Wednesday, October 24, 2012

Follow-up at BCBS of Rhode Island

You might remember my post in August, with Nancy Thomas, President of Tapestry Communications, reporting some unpleasant customer experiences at Blue Cross Blue Shield of Rhode Island.  Well, I am pleased to post this follow-up from Nancy, and I join in appreciation to her and to the folks in the company who made a difference:


My mother liked to write down quotes and post them - on the mirror, on the door of my room, inside a book, etc.  Her two favorites, which have stayed with me a lifetime, were:

"Your brain is a muscle.  If you don't use it, you lose it." 
"The squeaky wheel gets the grease."

My own children have benefitted by the first one many times, but the 2nd one always seemed to need explanation.  Needed example. 

While its origins are not known for certain, according to Wikipedia, the phrase is most often attributed to Josh Billings, an American humorist in 1870, from his poem, "The Kicker":
I hate to be a kicker,
I always long for peace,
But the wheel that does the squeaking,
Is the one that gets the grease.

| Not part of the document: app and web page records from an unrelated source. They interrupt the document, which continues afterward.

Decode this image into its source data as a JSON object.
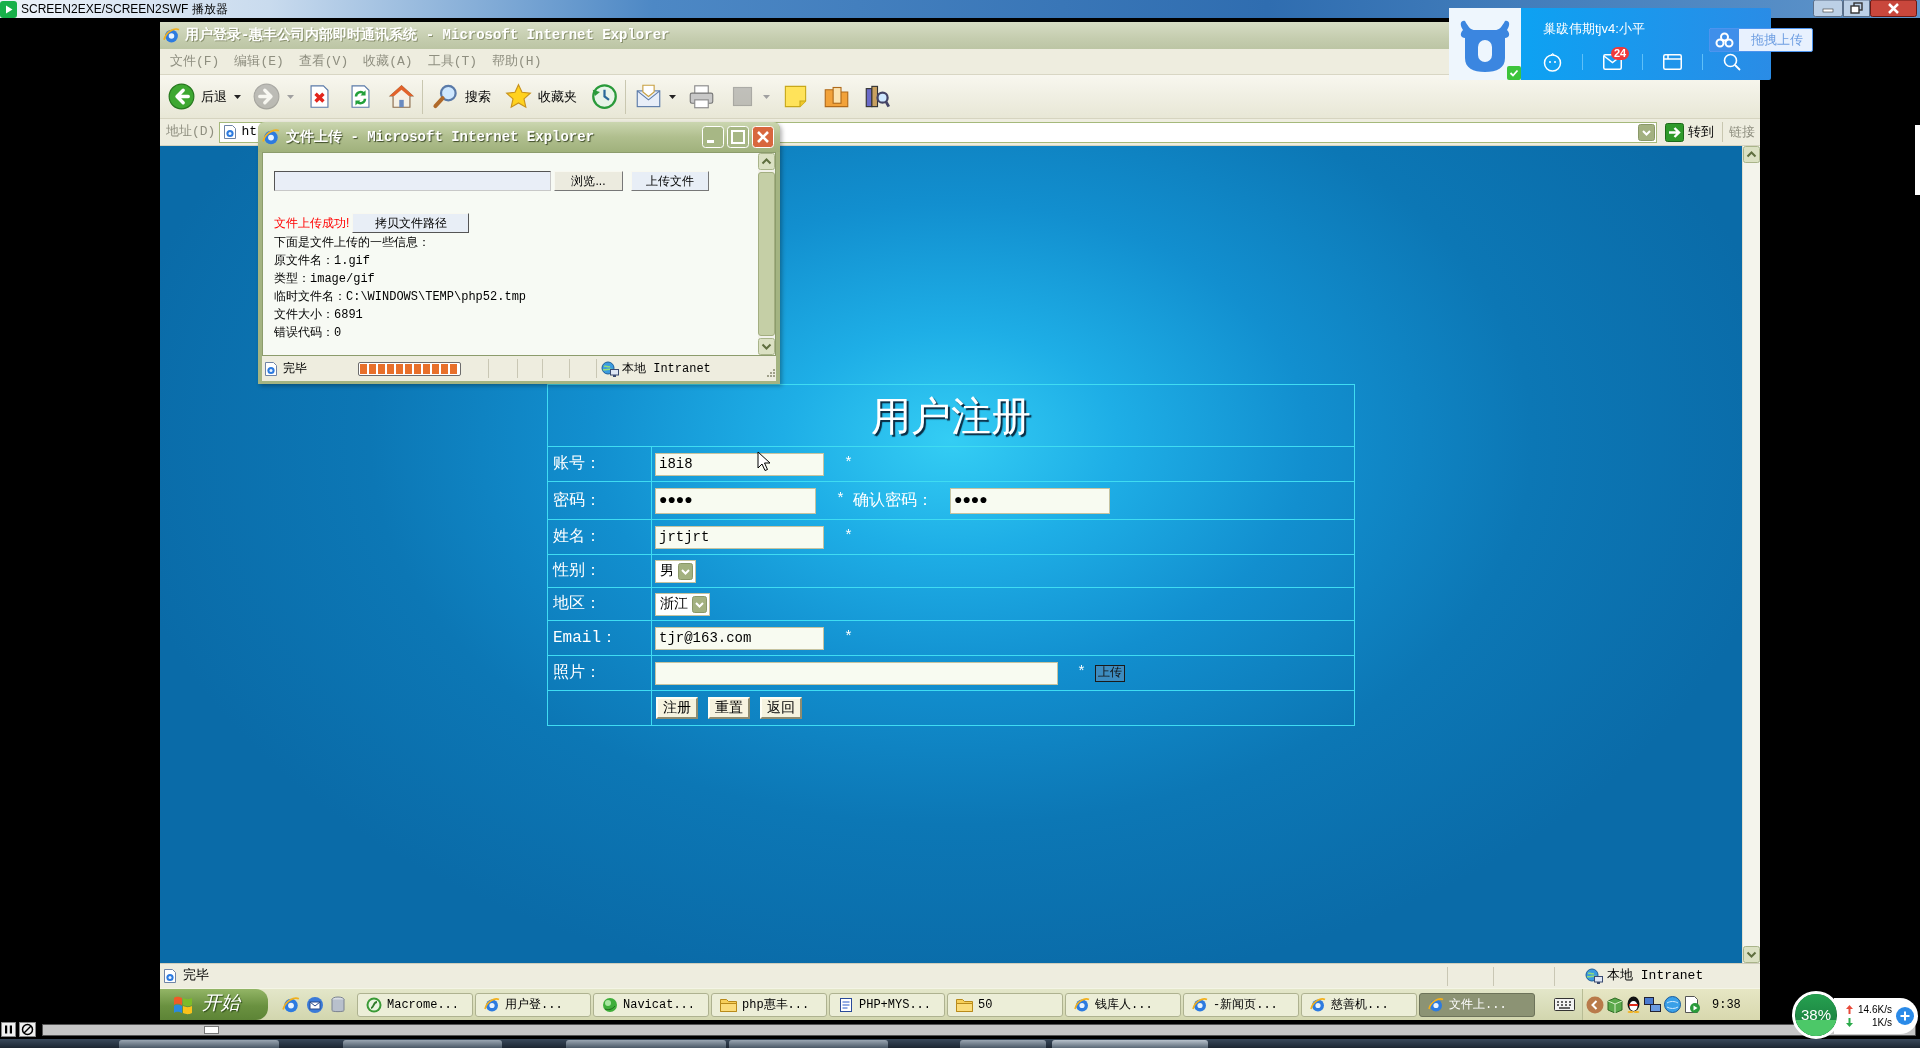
{
  "player": {
    "title": "SCREEN2EXE/SCREEN2SWF 播放器",
    "seek": {
      "level": 0.09
    }
  },
  "browser": {
    "title": "用户登录-惠丰公司内部即时通讯系统 - Microsoft Internet Explorer",
    "menu": [
      "文件(F)",
      "编辑(E)",
      "查看(V)",
      "收藏(A)",
      "工具(T)",
      "帮助(H)"
    ],
    "toolbar": [
      [
        {
          "kind": "back",
          "label": "后退",
          "dropdown": true,
          "disabled": false
        },
        {
          "kind": "forward",
          "dropdown": true,
          "disabled": true
        },
        {
          "kind": "stop",
          "dropdown": false,
          "disabled": false
        },
        {
          "kind": "refresh",
          "dropdown": false,
          "disabled": false
        },
        {
          "kind": "home",
          "dropdown": false,
          "disabled": false
        }
      ],
      [
        {
          "kind": "search",
          "label": "搜索",
          "dropdown": false,
          "disabled": false
        },
        {
          "kind": "favorites",
          "label": "收藏夹",
          "dropdown": false,
          "disabled": false
        },
        {
          "kind": "history",
          "dropdown": false,
          "disabled": false
        }
      ],
      [
        {
          "kind": "mail",
          "dropdown": true,
          "disabled": false
        },
        {
          "kind": "print",
          "dropdown": false,
          "disabled": false
        },
        {
          "kind": "edit",
          "dropdown": true,
          "disabled": true
        },
        {
          "kind": "notes",
          "dropdown": false,
          "disabled": false
        },
        {
          "kind": "folders",
          "dropdown": false,
          "disabled": false
        },
        {
          "kind": "research",
          "dropdown": false,
          "disabled": false
        }
      ]
    ],
    "address": {
      "label": "地址(D)",
      "value": "ht",
      "go": "转到",
      "links": "链接"
    },
    "status": {
      "text": "完毕",
      "zone": "本地 Intranet"
    }
  },
  "form": {
    "title": "用户注册",
    "rows": [
      {
        "kind": "text",
        "label": "账号：",
        "value": "i8i8",
        "note": "*"
      },
      {
        "kind": "password",
        "label": "密码：",
        "value": "●●●●",
        "note": "*",
        "confirm_label": "确认密码：",
        "confirm_value": "●●●●"
      },
      {
        "kind": "text",
        "label": "姓名：",
        "value": "jrtjrt",
        "note": "*"
      },
      {
        "kind": "select",
        "label": "性别：",
        "value": "男"
      },
      {
        "kind": "select",
        "label": "地区：",
        "value": "浙江"
      },
      {
        "kind": "text",
        "label": "Email：",
        "value": "tjr@163.com",
        "note": "*"
      },
      {
        "kind": "file",
        "label": "照片：",
        "note": "*",
        "button": "上传"
      }
    ],
    "buttons": [
      "注册",
      "重置",
      "返回"
    ]
  },
  "popup": {
    "title": "文件上传 - Microsoft Internet Explorer",
    "browse": "浏览...",
    "upload": "上传文件",
    "message": "文件上传成功!",
    "copy": "拷贝文件路径",
    "lines": [
      "下面是文件上传的一些信息：",
      "原文件名：1.gif",
      "类型：image/gif",
      "临时文件名：C:\\WINDOWS\\TEMP\\php52.tmp",
      "文件大小：6891",
      "错误代码：0"
    ],
    "status": {
      "text": "完毕",
      "progress": {
        "level": 1
      },
      "zone": "本地 Intranet"
    }
  },
  "taskbar": {
    "start": "开始",
    "tasks": [
      {
        "kind": "flash",
        "label": "Macrome...",
        "selected": false
      },
      {
        "kind": "browser",
        "label": "用户登...",
        "selected": false
      },
      {
        "kind": "navicat",
        "label": "Navicat...",
        "selected": false
      },
      {
        "kind": "folder",
        "label": "php惠丰...",
        "selected": false
      },
      {
        "kind": "word",
        "label": "PHP+MYS...",
        "selected": false
      },
      {
        "kind": "folder",
        "label": "50",
        "selected": false
      },
      {
        "kind": "browser",
        "label": "钱库人...",
        "selected": false
      },
      {
        "kind": "browser",
        "label": "-新闻页...",
        "selected": false
      },
      {
        "kind": "browser",
        "label": "慈善机...",
        "selected": false
      },
      {
        "kind": "browser",
        "label": "文件上...",
        "selected": true
      }
    ],
    "time": "9:38"
  },
  "messenger": {
    "name": "巢跋伟期tjv4:小平",
    "badge": "24",
    "upload": "拖拽上传"
  },
  "net_monitor": {
    "usage": "38%",
    "level": 0.38,
    "upload": "14.6K/s",
    "download": "1K/s"
  }
}
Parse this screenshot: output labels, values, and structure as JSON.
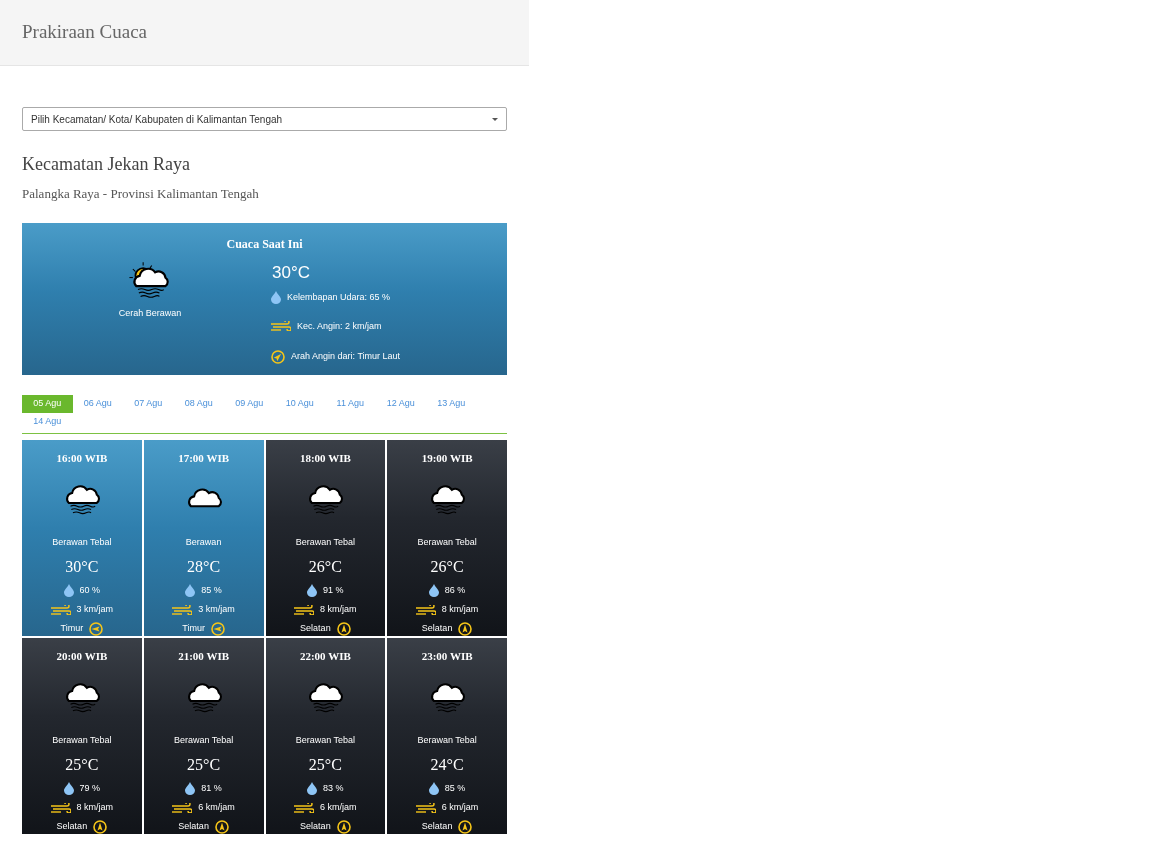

In any case, you will remember my "squeakiness" about my visit to brand new Blue Cross skyscraper in Providence.  We affectionately call it Xanadu.  I wrote about it and actually was annoyingly squeaked enough to take photos showing the disregard for those of us who have to visit the building to make a payment, or deal with an incorrect bill or charge.  You'll recall that you cannot "go upstairs for an appointment" so you stand in groups waiting the availability of the two customer service reps, who will try to rectify our problems once we reach their counter.  Before that time, upwards of an hour or more, we would be standing in wait - no chairs, no tables to write on....with thoughts about our cars being towed in the downtown or parking charges accruing. We shifted from one foot to the other - young, old, parents with children, children with elderly parents.

The other day, yes, there I was again!  Thank you to Obamacare for keeping my college student daughter on my policy, but she had obtained her very own now and we needed to remove her, so back for a visit I would go. 

I walked in and something seemed oddly different.  I heard what sounded like a radio behind me. I turned and saw a mounted flat screen television with CNN news echoing in the austere lobby.  I saw chairs and every one of them had someone in it.  I started to smile.  Another turn and now, directly in front of me was a long work table with four or five chairs on one side of it and people seated and writing....I guessed they were letters of appeal which beforehand you would write out on a legal pad using the wall or one's bent leg for a hard surface. 

Another smile.  Then, an audible chuckle.  I actually experienced a moment of squeaky wheel glee!  I left the lobby with uncharacteristic cheer, vowing to come back with "secret" camera in hand. 

I've included photos for you to see - taken at the beginning of the month...alas, the long writing table is gone, but now there is valet parking!  And - with Blue Cross BLUE cones marking the way! Love that branding!

Do you think the blog entry made a difference?  Were 'we' the grease?  Yes, I squeaked and you replied, then twitter chimed in, then Facebook, then a few other blogs commented on it, and then a Blue Cross "anonymous" showed up to respond, too.  Anonymous took this to heart.  Anonymous probably was pretty powerful.  Anonymous didn't grind it his/her heels but created change.  And pretty quickly, too....

So, for my daughter and for others who think change just can't happen, or their voice just isn't being heard, try a little squeak.  Use your blog (or someone else's), tweet a little tweet, write a meandering post, or two.  Make a little noise. 

With kudos to BCBS's "anonymous" and a nostalgic tip of the hat to my mom, who was wise, indeed, let me say, there is power in your voice, in your words. Sometimes people listen and sometimes corporate walls hear the reasonable squeak and respond. And I have an example for my children that in this large world of megasystems, do not be afraid to gently nudge that wheel, even if it seems up hill all the way....

1 comment:

Anonymous said...

All too often wheels don't want to squeak for fear of being thought a whiney wheel, but consider that the wheel that isn't squeaking not only doesn't get the grease, it doesn't even get noticed.